Now That We’re Up And Running…
Over the past few weeks, we’ve been tweaking, changing, and enjoying the journey of bringing forth our passion for Genealogy.
If you have a love for searching the archives for those who have passed, you’ll understand the thrill so many of us share when discovering ancestral story pieces!
And this blog would love to share that with you! Want to discover your ancestral history? We’ll teach you how, or can do it for you. Our goal is not to have you spend the equivalent of a new car to discover where you’ve come from. Instead, ask us questions (we’ll answer them on here), take a Skype class, or let us do it for you (please visit our Consulations & Services page).
In the meantime, over the next few days, please enjoy some of the FAQ we have received from other readers.
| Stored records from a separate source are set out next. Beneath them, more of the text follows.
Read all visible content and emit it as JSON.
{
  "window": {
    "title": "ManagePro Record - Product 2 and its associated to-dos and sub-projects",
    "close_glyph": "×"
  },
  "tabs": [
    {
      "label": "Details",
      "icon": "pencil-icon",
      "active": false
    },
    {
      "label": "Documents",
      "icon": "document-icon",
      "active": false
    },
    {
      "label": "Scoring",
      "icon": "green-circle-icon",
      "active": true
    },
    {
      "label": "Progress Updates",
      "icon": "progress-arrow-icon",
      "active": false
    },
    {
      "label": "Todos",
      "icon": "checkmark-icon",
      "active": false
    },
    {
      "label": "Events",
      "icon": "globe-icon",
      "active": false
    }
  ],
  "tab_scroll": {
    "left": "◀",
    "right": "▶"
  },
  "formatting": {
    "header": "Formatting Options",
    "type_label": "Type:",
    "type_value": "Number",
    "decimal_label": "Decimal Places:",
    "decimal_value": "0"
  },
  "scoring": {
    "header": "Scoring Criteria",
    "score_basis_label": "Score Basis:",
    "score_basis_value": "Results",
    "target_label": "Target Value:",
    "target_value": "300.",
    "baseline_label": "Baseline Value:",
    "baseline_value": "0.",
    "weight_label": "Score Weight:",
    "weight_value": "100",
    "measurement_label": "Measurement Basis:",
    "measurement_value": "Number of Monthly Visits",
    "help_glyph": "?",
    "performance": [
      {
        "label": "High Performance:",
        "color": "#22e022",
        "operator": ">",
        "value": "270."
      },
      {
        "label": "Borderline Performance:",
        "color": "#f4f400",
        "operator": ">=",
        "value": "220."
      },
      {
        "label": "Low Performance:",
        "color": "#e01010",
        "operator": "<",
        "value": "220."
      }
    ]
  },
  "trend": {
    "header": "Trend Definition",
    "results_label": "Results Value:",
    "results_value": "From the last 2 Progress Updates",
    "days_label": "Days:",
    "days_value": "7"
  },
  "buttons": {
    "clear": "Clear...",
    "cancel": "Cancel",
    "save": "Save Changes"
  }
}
Perhaps you’ll think of one of your own or find the answer below.
Why are there so many misspellings when searching the old Census Records?
Depending on the era and location they lived, many of our ancestors were illiterate or had only attained a few grades. I know mine were. And when it came to hiring someone to help with the Census taking, the more educated of the County performed this task. If the “more educated” had only gone through the 6th grade, that was the person who got the job.
Therefore, as they traveled and took down the information, they were also using phonics, and spelling the best they could. Warren might have shown up as Warrin or Warron, depending upon the Census taker.
My great-grandmother living in Kentucky would have pronounced her name with a drawl that sounded like “Plina” and that’s what he wrote instead of Paulina.
Ask any genealogist. It makes for an interesting search!
Why can’t I find any US Federal Census records after 1940?
Because they always wait 75 years between the time of the Census to the time of publishing. This way, most (not all) of the people in the census will have passed on. The 1950 US Federal Census will not be published until 2025.
However, in the US we are lucky that they give us this much leeway. In the UK, the last published Census Transcriptions is 1911. Makes it bit more of a challenge.
I found an error in the original documents. How do I get it changed?
You don’t. You may know that your mother spelled her name a different way and her birth certificate may reflect it. But when transcribing documents, transcribers must input the data as seen on the page. My grandmother wrote our last name as Patten even though it was spelled Patton. She was angry at her soon-to-be ex-husband and didn’t want to feel associated.
All these little idiosyncrasies, even though irritating at times, tell a story! Read between the lines and discover personalities.